While we in the USA take our democracy-within-a-republic very much for granted, we should not. It only takes a look across the Atlantic to our allies, trading partners, and friends in Europe to see people who look and act very much like us, but who nevertheless periodically confront much more fundamental questions about what good government is than we do. Here, we argue about marginal tax rates, marginal differences in expansion of government involvement in the health care system, and make noises about our debt but never really do much about it. Many of the social issues we confront and clash about are, in the grand scheme of things, really only so much noise. We aren't confronting basic issues like whether the government should nationalize every industry with 50 or more employers. We don't address questions like whether the military should provide police services. We have a very broad, very deep consensus in favor of our federalized republican form of government. In Europe and elsewhere, these kinds of issues are still in play.
I was reminded of this after reading a Portuguese blogbuddy celebrate the centennial of the proclamation of the Republic of Portugal today. One hundred years ago today, the purportedly constitutional monarchy fell and democratic rule became the government of Portugal. I say "purportedly" because an earlier King had imposed what was effectively a dictatorship within the framework of that Constitutional scheme, which resulted in his assassination. The Portuguese have the good taste to not celebrate the anniversary of the assassination but rather of the subsequent proclamation of a republican form of government as the worthwhile date to commemorate.* Now, because the author of this blog is a lawyer, he celebrated the holiday with a question -- was it worth it?

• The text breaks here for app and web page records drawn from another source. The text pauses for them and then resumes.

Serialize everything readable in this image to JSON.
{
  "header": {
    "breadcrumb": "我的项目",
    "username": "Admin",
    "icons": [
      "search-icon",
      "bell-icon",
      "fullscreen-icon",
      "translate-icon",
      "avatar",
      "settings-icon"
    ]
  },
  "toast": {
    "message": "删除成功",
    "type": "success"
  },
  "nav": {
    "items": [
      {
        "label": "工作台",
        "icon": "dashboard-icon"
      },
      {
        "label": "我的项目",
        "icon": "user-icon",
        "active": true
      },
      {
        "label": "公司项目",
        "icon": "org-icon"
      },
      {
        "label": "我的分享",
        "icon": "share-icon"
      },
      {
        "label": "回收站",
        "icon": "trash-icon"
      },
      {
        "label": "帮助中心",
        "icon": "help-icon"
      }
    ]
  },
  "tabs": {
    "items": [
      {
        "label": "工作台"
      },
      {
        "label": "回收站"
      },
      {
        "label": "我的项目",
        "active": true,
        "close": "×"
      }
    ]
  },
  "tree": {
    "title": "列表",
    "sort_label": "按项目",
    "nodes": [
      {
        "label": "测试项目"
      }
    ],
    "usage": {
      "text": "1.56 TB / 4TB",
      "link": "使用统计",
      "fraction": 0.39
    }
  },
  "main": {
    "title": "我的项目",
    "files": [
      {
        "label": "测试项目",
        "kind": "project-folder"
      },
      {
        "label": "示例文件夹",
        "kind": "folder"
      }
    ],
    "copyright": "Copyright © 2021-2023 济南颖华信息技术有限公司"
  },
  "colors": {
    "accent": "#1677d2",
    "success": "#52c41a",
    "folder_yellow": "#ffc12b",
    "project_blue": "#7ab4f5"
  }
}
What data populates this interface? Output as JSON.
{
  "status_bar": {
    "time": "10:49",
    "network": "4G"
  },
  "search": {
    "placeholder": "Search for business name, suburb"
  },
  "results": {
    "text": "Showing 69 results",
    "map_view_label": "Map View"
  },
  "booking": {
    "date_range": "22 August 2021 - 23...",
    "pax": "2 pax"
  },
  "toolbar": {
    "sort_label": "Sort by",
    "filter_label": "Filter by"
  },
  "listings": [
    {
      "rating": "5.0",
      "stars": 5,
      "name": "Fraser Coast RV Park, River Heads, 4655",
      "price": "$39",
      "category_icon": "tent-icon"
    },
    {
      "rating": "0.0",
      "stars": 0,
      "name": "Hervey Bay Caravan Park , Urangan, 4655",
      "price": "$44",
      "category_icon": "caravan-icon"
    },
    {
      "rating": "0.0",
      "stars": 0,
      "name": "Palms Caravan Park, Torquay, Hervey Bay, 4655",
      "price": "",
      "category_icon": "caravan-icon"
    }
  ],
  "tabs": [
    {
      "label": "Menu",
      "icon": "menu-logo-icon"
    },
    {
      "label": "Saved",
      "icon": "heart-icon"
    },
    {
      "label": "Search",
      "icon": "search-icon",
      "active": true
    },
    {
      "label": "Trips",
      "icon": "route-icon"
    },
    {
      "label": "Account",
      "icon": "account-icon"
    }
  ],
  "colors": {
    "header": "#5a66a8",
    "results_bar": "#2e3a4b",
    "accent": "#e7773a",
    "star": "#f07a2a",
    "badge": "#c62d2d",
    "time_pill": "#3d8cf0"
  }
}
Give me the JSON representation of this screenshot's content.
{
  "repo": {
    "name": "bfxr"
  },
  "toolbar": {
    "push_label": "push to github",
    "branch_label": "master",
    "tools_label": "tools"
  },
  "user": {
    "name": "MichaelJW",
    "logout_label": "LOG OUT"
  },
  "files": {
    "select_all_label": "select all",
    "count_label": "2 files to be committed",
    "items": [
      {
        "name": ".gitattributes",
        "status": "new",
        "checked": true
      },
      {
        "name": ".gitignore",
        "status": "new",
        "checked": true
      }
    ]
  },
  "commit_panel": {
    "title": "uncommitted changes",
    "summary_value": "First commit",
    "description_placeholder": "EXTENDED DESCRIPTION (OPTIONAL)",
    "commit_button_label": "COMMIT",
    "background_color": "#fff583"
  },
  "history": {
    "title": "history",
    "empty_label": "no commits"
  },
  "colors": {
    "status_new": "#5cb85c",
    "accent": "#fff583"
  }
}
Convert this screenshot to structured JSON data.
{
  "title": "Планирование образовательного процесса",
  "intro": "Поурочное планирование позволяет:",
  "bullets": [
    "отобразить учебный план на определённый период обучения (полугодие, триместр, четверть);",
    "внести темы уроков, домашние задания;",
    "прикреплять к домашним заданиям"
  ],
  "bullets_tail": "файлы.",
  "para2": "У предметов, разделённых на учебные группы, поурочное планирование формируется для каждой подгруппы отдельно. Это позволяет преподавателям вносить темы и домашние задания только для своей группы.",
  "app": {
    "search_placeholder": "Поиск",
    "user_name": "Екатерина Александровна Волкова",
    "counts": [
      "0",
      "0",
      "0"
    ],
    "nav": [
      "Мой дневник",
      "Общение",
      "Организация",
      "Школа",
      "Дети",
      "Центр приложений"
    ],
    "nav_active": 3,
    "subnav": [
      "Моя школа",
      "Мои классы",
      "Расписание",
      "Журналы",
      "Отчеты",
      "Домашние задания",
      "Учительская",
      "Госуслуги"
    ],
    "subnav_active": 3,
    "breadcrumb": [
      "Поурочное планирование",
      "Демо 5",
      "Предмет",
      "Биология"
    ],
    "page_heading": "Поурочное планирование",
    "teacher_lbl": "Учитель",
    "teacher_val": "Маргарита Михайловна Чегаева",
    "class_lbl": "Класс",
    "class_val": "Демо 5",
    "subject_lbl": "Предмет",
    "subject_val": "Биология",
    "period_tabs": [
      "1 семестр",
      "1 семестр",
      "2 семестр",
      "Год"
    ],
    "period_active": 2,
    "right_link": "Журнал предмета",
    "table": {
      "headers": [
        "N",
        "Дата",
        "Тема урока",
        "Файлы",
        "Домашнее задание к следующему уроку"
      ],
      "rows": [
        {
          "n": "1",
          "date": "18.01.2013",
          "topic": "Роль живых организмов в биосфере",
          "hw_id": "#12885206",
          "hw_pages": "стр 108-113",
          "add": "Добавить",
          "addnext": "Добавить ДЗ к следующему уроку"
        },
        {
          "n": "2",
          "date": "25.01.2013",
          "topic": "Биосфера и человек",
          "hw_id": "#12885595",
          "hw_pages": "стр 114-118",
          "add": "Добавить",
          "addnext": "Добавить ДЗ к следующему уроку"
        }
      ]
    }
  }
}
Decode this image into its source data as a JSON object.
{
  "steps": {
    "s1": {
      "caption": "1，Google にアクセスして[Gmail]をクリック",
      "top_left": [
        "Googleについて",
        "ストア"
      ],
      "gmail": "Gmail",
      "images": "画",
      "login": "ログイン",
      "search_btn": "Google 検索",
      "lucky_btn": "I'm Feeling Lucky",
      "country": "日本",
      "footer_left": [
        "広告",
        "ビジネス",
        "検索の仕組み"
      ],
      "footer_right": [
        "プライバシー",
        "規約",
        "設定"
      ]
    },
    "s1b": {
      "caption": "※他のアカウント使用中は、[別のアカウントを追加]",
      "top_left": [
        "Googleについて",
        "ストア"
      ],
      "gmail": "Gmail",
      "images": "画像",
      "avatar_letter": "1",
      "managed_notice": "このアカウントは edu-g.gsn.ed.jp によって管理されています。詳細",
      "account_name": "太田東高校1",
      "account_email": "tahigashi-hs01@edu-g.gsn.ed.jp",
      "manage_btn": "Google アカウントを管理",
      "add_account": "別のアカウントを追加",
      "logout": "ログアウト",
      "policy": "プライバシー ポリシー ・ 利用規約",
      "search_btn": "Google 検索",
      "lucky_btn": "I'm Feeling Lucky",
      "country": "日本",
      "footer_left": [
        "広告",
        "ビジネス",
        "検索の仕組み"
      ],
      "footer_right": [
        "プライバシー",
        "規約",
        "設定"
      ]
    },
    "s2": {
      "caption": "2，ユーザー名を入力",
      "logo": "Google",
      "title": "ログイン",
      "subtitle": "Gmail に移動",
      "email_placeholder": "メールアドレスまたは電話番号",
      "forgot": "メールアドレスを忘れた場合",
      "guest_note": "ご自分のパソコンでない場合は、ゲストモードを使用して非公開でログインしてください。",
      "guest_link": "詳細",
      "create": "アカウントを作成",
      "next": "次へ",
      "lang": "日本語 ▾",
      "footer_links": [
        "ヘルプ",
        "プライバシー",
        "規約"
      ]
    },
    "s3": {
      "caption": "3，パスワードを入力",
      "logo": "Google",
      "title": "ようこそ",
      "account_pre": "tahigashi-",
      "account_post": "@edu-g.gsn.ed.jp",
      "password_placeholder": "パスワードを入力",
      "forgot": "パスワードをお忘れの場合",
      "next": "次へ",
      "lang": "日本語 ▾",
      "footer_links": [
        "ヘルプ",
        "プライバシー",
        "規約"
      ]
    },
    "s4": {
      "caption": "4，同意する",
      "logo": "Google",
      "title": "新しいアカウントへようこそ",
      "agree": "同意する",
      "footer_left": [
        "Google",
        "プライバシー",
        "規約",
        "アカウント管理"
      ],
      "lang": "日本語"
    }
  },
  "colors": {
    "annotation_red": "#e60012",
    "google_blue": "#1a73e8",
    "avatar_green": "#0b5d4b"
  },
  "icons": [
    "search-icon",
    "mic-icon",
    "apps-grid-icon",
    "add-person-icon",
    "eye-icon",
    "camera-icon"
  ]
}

In response to the post, I took the time to educate myself about the events of the last century in his nation -- this is the sort of thing I think Wikipedia is good for -- and found an erratic history, one of republican government displacing monarchy, then collapsing into a quasi-fascism, then being usurped by military governments, and only within my lifetime returning to a parliamentary democracy in line with the bulk of Europe. Looking at Portugal's economic history, it appears that its degree of economic prosperity has roughly coincided with the degree of freedom afforded its people during the last century. The Portuguese were always industrialized and compared with global nations never impoverished, but they've done much better for themselves under republican forms of government than the authoritarian alternatives that were tried. This hardly strikes me as a coincidence but I'm prejudiced in that regard.
On my counterpart's blog, I argued (with the aid of a translation tool since I have no Portuguese myself) that in broad terms, a form of government founded upon the rule of law will necessarily trend towards a republican form of government and away from an authoritarian model. I also argued that a government founded upon popular rule will eventually reach a republican level (which I did not define there as meaning "representative democracy" but that's what I meant) because anarcho-capitalism and direct democracy are simply too inefficient to provide for effective government and therefore even autonomous individuals who find themselves in such an environment will eventually come around to the idea that they need a government with teeth. I'm borrowing heavily from both Nozick and Rawls here, but that brings me to my question for the morning, one which all you political theory junkies out there will enjoy. And I mean both of you.
My premise asks that you assume a large body of self-governing people who are dedicated to the idea of the rule of law. Is it inevitable that such people will choose a form of government that incorporates a substantial amount of representative democracy? Or could they rationally, and consistent with their dedication to the rule of law, adopt an authoritarian form of government? I know that democratic means have resulted in fascist military governments in multiple places during the 20th century (Portugal among them), so what lesson can we take from that -- did those elections represent a real choice by the voters or was there some sort of departure from the peoples' commitment to the rule of law?
It might also be the case that we do not have enough data points in history to plot a curve here -- meaningful self-government is a relatively new phenomenon in human history, after all.
Ultimately, it seems to me not, although I wonder if I must resort to special pleading when considering the cases of Germany and Italy in the 1930's, or if those can be written off as extreme points in the inevitable cycle of right-versus-left power shifts that will take place within a democratic system in response to fluctuating internal economic and external diplomatic conditions. I certainly hope that the rule of law leads to meaningful self-government, and I can't think of a way it wouldn't (eventually), but I've not poured enough brainpower into the issue to be satisfied that this is necessarily the case -- and the example of the rise of fascism in the 20th century suggests to me that I might be wrong.
* Touchingly, it looks to me like the most significant national holiday of Portugal celebrates the nation's greatest poet, Luís Vaz de Camões. Nothing like that here -- July 4 is a fine day to celebrate for our political history, but we have no holidays dedicated to the arts and our Portuguese friends have set an example that we ought to consider following.